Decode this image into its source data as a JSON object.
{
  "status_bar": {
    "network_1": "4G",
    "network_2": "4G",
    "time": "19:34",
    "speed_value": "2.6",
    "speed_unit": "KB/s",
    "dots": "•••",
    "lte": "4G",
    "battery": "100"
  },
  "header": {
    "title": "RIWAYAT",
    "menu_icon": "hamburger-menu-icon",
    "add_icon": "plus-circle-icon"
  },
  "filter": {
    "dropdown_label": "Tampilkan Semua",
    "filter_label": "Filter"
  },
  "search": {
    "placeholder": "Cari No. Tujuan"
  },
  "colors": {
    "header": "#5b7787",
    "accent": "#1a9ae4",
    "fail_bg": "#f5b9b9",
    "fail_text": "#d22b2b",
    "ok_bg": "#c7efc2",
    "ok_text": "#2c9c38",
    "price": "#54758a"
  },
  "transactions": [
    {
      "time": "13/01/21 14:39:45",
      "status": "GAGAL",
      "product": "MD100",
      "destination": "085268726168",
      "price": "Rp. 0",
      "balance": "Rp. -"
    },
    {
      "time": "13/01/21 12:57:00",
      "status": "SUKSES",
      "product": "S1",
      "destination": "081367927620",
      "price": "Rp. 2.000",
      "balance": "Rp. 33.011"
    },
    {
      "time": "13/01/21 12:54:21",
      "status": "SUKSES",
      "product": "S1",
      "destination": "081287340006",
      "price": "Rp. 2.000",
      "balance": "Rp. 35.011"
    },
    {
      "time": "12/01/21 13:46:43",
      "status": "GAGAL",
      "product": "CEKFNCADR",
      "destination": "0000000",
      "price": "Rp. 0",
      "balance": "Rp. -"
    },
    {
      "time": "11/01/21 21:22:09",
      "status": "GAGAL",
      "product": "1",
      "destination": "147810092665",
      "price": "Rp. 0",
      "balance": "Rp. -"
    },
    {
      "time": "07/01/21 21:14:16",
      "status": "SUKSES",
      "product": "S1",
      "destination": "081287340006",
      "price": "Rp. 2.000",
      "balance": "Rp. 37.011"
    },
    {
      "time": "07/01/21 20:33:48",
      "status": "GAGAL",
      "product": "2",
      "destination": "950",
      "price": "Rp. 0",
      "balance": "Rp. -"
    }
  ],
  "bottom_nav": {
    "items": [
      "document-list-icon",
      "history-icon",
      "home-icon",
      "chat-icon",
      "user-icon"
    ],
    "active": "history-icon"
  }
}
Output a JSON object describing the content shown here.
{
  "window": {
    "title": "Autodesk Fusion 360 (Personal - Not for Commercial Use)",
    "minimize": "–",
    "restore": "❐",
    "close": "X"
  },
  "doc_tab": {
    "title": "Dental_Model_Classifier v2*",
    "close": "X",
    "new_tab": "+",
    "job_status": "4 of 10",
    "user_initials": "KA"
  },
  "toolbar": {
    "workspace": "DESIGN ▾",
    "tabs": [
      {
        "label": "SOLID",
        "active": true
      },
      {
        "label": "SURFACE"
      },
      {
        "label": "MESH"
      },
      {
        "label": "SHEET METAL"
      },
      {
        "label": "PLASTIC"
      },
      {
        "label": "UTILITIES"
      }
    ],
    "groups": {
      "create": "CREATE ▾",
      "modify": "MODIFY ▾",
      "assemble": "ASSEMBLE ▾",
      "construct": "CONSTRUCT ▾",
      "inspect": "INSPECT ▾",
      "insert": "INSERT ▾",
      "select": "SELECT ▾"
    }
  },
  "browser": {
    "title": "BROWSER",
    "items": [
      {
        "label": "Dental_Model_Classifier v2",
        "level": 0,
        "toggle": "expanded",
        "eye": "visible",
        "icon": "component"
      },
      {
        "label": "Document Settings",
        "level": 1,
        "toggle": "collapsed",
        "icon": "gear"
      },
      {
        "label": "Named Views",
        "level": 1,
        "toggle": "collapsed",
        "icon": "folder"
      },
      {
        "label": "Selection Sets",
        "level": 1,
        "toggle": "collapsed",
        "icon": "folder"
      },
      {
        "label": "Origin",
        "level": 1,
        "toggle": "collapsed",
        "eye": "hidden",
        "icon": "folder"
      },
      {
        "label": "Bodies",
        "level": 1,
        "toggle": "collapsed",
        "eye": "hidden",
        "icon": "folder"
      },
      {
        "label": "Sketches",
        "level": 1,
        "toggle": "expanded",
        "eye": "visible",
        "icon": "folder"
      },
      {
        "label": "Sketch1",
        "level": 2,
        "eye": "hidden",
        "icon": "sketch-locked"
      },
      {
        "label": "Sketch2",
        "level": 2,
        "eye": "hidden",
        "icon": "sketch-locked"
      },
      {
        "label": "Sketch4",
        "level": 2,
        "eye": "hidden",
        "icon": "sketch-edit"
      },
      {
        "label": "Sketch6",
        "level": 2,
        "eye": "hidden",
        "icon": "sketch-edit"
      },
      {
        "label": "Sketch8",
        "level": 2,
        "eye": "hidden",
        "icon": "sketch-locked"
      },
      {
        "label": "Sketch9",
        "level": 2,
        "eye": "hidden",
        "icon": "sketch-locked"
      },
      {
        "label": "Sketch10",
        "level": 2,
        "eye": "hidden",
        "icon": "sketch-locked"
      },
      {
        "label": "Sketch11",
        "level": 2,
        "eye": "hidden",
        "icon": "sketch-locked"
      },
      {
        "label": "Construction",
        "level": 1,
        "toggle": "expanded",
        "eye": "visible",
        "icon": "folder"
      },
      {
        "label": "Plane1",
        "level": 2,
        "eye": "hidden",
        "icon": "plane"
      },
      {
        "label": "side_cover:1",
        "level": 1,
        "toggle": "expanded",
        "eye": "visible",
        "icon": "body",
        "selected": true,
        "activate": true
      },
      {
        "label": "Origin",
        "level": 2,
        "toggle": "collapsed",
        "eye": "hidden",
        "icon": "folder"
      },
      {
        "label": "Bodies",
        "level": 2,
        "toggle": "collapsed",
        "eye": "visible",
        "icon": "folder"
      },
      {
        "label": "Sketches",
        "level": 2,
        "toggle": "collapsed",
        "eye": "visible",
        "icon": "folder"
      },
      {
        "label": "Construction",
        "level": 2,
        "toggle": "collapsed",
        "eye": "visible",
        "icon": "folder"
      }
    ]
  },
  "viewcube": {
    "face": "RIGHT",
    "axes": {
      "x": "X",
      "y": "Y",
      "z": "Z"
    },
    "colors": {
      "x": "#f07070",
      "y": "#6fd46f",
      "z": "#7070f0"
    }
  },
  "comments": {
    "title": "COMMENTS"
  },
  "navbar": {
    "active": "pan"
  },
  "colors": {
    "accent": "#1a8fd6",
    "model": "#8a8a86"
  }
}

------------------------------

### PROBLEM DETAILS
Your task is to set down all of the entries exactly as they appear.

### THE COMPLETED TASK
Decode this image into its source data as a JSON object.
{
  "status_bar": {
    "network_1": "4G",
    "network_2": "4G",
    "time": "19:34",
    "speed_value": "2.6",
    "speed_unit": "KB/s",
    "dots": "•••",
    "lte": "4G",
    "battery": "100"
  },
  "header": {
    "title": "RIWAYAT",
    "menu_icon": "hamburger-menu-icon",
    "add_icon": "plus-circle-icon"
  },
  "filter": {
    "dropdown_label": "Tampilkan Semua",
    "filter_label": "Filter"
  },
  "search": {
    "placeholder": "Cari No. Tujuan"
  },
  "colors": {
    "header": "#5b7787",
    "accent": "#1a9ae4",
    "fail_bg": "#f5b9b9",
    "fail_text": "#d22b2b",
    "ok_bg": "#c7efc2",
    "ok_text": "#2c9c38",
    "price": "#54758a"
  },
  "transactions": [
    {
      "time": "13/01/21 14:39:45",
      "status": "GAGAL",
      "product": "MD100",
      "destination": "085268726168",
      "price": "Rp. 0",
      "balance": "Rp. -"
    },
    {
      "time": "13/01/21 12:57:00",
      "status": "SUKSES",
      "product": "S1",
      "destination": "081367927620",
      "price": "Rp. 2.000",
      "balance": "Rp. 33.011"
    },
    {
      "time": "13/01/21 12:54:21",
      "status": "SUKSES",
      "product": "S1",
      "destination": "081287340006",
      "price": "Rp. 2.000",
      "balance": "Rp. 35.011"
    },
    {
      "time": "12/01/21 13:46:43",
      "status": "GAGAL",
      "product": "CEKFNCADR",
      "destination": "0000000",
      "price": "Rp. 0",
      "balance": "Rp. -"
    },
    {
      "time": "11/01/21 21:22:09",
      "status": "GAGAL",
      "product": "1",
      "destination": "147810092665",
      "price": "Rp. 0",
      "balance": "Rp. -"
    },
    {
      "time": "07/01/21 21:14:16",
      "status": "SUKSES",
      "product": "S1",
      "destination": "081287340006",
      "price": "Rp. 2.000",
      "balance": "Rp. 37.011"
    },
    {
      "time": "07/01/21 20:33:48",
      "status": "GAGAL",
      "product": "2",
      "destination": "950",
      "price": "Rp. 0",
      "balance": "Rp. -"
    }
  ],
  "bottom_nav": {
    "items": [
      "document-list-icon",
      "history-icon",
      "home-icon",
      "chat-icon",
      "user-icon"
    ],
    "active": "history-icon"
  }
}
Output a JSON object describing the content shown here.
{
  "window": {
    "title": "Autodesk Fusion 360 (Personal - Not for Commercial Use)",
    "minimize": "–",
    "restore": "❐",
    "close": "X"
  },
  "doc_tab": {
    "title": "Dental_Model_Classifier v2*",
    "close": "X",
    "new_tab": "+",
    "job_status": "4 of 10",
    "user_initials": "KA"
  },
  "toolbar": {
    "workspace": "DESIGN ▾",
    "tabs": [
      {
        "label": "SOLID",
        "active": true
      },
      {
        "label": "SURFACE"
      },
      {
        "label": "MESH"
      },
      {
        "label": "SHEET METAL"
      },
      {
        "label": "PLASTIC"
      },
      {
        "label": "UTILITIES"
      }
    ],
    "groups": {
      "create": "CREATE ▾",
      "modify": "MODIFY ▾",
      "assemble": "ASSEMBLE ▾",
      "construct": "CONSTRUCT ▾",
      "inspect": "INSPECT ▾",
      "insert": "INSERT ▾",
      "select": "SELECT ▾"
    }
  },
  "browser": {
    "title": "BROWSER",
    "items": [
      {
        "label": "Dental_Model_Classifier v2",
        "level": 0,
        "toggle": "expanded",
        "eye": "visible",
        "icon": "component"
      },
      {
        "label": "Document Settings",
        "level": 1,
        "toggle": "collapsed",
        "icon": "gear"
      },
      {
        "label": "Named Views",
        "level": 1,
        "toggle": "collapsed",
        "icon": "folder"
      },
      {
        "label": "Selection Sets",
        "level": 1,
        "toggle": "collapsed",
        "icon": "folder"
      },
      {
        "label": "Origin",
        "level": 1,
        "toggle": "collapsed",
        "eye": "hidden",
        "icon": "folder"
      },
      {
        "label": "Bodies",
        "level": 1,
        "toggle": "collapsed",
        "eye": "hidden",
        "icon": "folder"
      },
      {
        "label": "Sketches",
        "level": 1,
        "toggle": "expanded",
        "eye": "visible",
        "icon": "folder"
      },
      {
        "label": "Sketch1",
        "level": 2,
        "eye": "hidden",
        "icon": "sketch-locked"
      },
      {
        "label": "Sketch2",
        "level": 2,
        "eye": "hidden",
        "icon": "sketch-locked"
      },
      {
        "label": "Sketch4",
        "level": 2,
        "eye": "hidden",
        "icon": "sketch-edit"
      },
      {
        "label": "Sketch6",
        "level": 2,
        "eye": "hidden",
        "icon": "sketch-edit"
      },
      {
        "label": "Sketch8",
        "level": 2,
        "eye": "hidden",
        "icon": "sketch-locked"
      },
      {
        "label": "Sketch9",
        "level": 2,
        "eye": "hidden",
        "icon": "sketch-locked"
      },
      {
        "label": "Sketch10",
        "level": 2,
        "eye": "hidden",
        "icon": "sketch-locked"
      },
      {
        "label": "Sketch11",
        "level": 2,
        "eye": "hidden",
        "icon": "sketch-locked"
      },
      {
        "label": "Construction",
        "level": 1,
        "toggle": "expanded",
        "eye": "visible",
        "icon": "folder"
      },
      {
        "label": "Plane1",
        "level": 2,
        "eye": "hidden",
        "icon": "plane"
      },
      {
        "label": "side_cover:1",
        "level": 1,
        "toggle": "expanded",
        "eye": "visible",
        "icon": "body",
        "selected": true,
        "activate": true
      },
      {
        "label": "Origin",
        "level": 2,
        "toggle": "collapsed",
        "eye": "hidden",
        "icon": "folder"
      },
      {
        "label": "Bodies",
        "level": 2,
        "toggle": "collapsed",
        "eye": "visible",
        "icon": "folder"
      },
      {
        "label": "Sketches",
        "level": 2,
        "toggle": "collapsed",
        "eye": "visible",
        "icon": "folder"
      },
      {
        "label": "Construction",
        "level": 2,
        "toggle": "collapsed",
        "eye": "visible",
        "icon": "folder"
      }
    ]
  },
  "viewcube": {
    "face": "RIGHT",
    "axes": {
      "x": "X",
      "y": "Y",
      "z": "Z"
    },
    "colors": {
      "x": "#f07070",
      "y": "#6fd46f",
      "z": "#7070f0"
    }
  },
  "comments": {
    "title": "COMMENTS"
  },
  "navbar": {
    "active": "pan"
  },
  "colors": {
    "accent": "#1a8fd6",
    "model": "#8a8a86"
  }
}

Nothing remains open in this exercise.